>>>

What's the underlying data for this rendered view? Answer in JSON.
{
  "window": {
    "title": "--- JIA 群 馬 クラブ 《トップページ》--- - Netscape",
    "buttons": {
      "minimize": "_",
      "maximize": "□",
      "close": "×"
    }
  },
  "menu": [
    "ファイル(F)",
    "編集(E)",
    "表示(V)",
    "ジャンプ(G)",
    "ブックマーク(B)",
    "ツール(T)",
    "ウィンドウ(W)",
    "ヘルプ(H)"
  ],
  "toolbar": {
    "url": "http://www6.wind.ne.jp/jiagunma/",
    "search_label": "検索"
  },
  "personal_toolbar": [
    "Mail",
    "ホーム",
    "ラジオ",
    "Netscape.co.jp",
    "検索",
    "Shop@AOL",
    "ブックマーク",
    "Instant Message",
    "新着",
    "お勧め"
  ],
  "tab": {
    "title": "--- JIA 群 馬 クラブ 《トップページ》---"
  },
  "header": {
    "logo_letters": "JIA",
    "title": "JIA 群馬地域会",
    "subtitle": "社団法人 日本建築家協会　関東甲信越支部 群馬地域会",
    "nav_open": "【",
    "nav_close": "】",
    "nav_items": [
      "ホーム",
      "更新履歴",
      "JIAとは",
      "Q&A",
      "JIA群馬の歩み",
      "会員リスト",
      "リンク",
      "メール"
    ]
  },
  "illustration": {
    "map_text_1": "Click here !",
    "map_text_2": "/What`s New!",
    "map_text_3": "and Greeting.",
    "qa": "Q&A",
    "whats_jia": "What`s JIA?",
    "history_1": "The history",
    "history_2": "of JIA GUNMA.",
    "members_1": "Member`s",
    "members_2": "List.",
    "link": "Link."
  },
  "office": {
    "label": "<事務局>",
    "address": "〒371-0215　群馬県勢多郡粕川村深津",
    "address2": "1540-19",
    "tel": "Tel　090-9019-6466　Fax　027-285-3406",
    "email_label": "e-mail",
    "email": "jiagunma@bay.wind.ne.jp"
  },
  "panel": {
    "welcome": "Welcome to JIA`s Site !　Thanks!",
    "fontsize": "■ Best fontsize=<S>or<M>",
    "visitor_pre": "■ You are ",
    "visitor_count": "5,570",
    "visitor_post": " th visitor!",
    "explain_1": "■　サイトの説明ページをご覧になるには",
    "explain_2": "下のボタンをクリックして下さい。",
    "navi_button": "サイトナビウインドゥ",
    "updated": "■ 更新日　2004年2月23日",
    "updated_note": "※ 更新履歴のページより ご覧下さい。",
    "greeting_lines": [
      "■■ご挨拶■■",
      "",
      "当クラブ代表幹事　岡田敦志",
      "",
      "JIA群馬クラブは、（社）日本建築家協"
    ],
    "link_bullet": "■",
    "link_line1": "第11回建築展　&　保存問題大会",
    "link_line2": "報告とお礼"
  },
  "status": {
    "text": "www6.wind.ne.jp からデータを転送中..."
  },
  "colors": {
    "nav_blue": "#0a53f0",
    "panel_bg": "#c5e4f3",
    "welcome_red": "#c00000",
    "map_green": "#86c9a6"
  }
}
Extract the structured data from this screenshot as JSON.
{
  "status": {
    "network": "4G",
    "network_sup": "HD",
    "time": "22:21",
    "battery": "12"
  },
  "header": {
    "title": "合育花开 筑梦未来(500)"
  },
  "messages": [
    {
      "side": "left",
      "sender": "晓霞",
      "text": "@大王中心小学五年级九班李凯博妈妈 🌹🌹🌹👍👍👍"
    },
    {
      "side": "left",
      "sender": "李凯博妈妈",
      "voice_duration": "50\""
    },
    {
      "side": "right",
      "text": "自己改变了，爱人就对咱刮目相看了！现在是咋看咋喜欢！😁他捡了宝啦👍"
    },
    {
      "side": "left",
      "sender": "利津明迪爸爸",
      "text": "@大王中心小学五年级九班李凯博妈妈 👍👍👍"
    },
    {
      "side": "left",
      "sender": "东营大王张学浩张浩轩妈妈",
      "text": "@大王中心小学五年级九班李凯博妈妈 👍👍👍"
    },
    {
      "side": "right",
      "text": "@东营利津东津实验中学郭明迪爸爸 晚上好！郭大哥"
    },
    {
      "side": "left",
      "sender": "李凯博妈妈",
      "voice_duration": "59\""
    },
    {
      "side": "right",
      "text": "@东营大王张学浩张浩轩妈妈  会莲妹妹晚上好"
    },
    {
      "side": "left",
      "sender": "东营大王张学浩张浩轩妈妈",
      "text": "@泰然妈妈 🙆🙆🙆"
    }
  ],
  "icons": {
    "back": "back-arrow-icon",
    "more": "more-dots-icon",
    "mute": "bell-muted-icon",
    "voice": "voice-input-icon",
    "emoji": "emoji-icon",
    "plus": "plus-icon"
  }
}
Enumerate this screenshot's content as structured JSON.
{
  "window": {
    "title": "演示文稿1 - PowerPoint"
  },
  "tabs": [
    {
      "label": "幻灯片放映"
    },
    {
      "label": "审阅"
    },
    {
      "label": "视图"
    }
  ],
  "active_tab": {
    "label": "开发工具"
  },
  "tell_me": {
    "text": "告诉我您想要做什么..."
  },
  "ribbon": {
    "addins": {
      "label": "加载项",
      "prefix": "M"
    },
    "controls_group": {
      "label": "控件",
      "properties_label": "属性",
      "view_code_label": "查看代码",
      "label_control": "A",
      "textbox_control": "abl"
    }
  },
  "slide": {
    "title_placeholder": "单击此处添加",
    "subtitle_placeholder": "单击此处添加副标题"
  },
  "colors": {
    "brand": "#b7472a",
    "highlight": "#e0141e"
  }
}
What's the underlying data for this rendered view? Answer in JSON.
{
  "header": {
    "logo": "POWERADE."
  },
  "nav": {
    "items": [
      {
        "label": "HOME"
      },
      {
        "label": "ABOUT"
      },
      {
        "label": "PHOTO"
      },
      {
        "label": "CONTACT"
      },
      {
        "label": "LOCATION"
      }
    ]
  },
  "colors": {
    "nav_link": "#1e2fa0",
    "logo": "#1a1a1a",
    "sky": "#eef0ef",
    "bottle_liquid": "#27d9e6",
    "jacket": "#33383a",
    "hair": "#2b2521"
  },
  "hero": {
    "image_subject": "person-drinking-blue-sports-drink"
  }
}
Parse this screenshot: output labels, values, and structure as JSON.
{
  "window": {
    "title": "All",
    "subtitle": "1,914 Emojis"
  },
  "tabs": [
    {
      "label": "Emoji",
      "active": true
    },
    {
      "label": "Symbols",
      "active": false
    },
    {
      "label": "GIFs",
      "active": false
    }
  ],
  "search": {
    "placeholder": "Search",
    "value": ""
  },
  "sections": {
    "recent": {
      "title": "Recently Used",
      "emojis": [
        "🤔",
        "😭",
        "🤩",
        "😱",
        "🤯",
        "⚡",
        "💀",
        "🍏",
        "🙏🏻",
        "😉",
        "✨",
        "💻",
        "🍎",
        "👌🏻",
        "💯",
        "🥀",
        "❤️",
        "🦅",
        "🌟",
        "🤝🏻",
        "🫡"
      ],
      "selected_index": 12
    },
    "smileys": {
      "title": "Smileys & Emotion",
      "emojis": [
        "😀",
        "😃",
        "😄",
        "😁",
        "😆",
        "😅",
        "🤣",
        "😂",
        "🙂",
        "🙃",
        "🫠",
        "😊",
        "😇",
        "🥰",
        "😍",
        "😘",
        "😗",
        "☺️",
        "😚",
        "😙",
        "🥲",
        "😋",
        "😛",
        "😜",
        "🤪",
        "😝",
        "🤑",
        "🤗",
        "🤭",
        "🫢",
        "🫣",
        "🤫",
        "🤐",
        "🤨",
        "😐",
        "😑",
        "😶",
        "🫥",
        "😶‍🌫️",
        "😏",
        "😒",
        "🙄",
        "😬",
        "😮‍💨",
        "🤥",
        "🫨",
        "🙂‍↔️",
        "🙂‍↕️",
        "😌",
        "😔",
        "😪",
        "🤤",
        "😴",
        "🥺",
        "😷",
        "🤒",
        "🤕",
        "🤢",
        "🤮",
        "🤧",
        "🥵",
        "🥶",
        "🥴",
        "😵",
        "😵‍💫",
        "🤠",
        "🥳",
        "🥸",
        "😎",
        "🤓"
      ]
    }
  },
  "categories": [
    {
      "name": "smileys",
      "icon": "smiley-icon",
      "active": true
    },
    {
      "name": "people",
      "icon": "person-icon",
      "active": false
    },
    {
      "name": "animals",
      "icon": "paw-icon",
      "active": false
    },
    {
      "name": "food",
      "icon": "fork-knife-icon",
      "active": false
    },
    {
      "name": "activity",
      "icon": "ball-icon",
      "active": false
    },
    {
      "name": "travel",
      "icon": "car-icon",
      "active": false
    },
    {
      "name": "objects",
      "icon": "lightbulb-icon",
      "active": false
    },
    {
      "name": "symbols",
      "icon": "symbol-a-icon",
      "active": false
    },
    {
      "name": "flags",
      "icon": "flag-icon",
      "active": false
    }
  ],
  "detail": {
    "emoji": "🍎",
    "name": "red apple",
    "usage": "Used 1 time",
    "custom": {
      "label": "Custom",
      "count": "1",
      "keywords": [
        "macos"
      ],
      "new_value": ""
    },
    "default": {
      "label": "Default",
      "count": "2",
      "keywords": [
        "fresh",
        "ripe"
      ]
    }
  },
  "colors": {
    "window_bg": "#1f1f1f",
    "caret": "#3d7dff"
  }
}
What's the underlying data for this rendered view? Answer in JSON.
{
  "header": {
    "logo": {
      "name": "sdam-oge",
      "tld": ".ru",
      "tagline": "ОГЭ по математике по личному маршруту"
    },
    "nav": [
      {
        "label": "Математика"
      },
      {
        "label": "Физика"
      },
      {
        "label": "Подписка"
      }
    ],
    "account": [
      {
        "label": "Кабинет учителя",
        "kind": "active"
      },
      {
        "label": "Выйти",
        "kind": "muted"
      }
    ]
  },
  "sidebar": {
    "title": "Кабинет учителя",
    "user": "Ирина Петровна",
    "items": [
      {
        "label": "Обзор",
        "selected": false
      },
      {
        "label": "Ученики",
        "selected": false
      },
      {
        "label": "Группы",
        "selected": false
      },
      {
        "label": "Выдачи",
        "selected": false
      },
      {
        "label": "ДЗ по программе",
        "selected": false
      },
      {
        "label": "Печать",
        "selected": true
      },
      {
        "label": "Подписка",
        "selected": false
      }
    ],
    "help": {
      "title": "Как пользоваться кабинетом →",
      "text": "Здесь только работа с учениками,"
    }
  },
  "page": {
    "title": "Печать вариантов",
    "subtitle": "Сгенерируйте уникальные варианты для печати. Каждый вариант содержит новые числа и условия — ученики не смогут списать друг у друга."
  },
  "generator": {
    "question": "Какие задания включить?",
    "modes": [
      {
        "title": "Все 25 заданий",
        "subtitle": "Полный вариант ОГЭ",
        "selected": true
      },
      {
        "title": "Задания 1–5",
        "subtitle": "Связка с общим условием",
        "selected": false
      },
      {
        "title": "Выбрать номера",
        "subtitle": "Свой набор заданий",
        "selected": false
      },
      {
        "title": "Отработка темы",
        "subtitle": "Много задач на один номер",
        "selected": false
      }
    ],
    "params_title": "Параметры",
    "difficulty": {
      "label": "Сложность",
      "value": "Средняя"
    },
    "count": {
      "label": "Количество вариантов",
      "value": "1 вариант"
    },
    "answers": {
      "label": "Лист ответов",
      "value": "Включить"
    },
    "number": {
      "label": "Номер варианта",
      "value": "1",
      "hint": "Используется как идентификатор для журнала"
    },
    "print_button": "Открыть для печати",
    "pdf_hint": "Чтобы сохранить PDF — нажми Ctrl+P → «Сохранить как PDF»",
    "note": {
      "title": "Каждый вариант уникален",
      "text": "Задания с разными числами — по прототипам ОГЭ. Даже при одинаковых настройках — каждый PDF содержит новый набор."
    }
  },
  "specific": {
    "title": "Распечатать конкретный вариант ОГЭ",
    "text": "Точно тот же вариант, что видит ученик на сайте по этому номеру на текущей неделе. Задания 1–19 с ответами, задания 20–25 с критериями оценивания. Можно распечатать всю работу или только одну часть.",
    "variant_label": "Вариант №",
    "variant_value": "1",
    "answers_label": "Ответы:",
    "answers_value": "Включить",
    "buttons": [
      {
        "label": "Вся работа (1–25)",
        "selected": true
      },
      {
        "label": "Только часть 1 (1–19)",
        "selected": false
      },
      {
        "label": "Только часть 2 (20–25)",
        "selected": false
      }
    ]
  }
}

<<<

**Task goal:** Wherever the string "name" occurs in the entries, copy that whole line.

**Response to this task:**
      "name": "smileys",
      "name": "people",
      "name": "animals",
      "name": "food",
      "name": "activity",
      "name": "travel",
      "name": "objects",
      "name": "symbols",
      "name": "flags",
    "name": "red apple",
      "name": "sdam-oge",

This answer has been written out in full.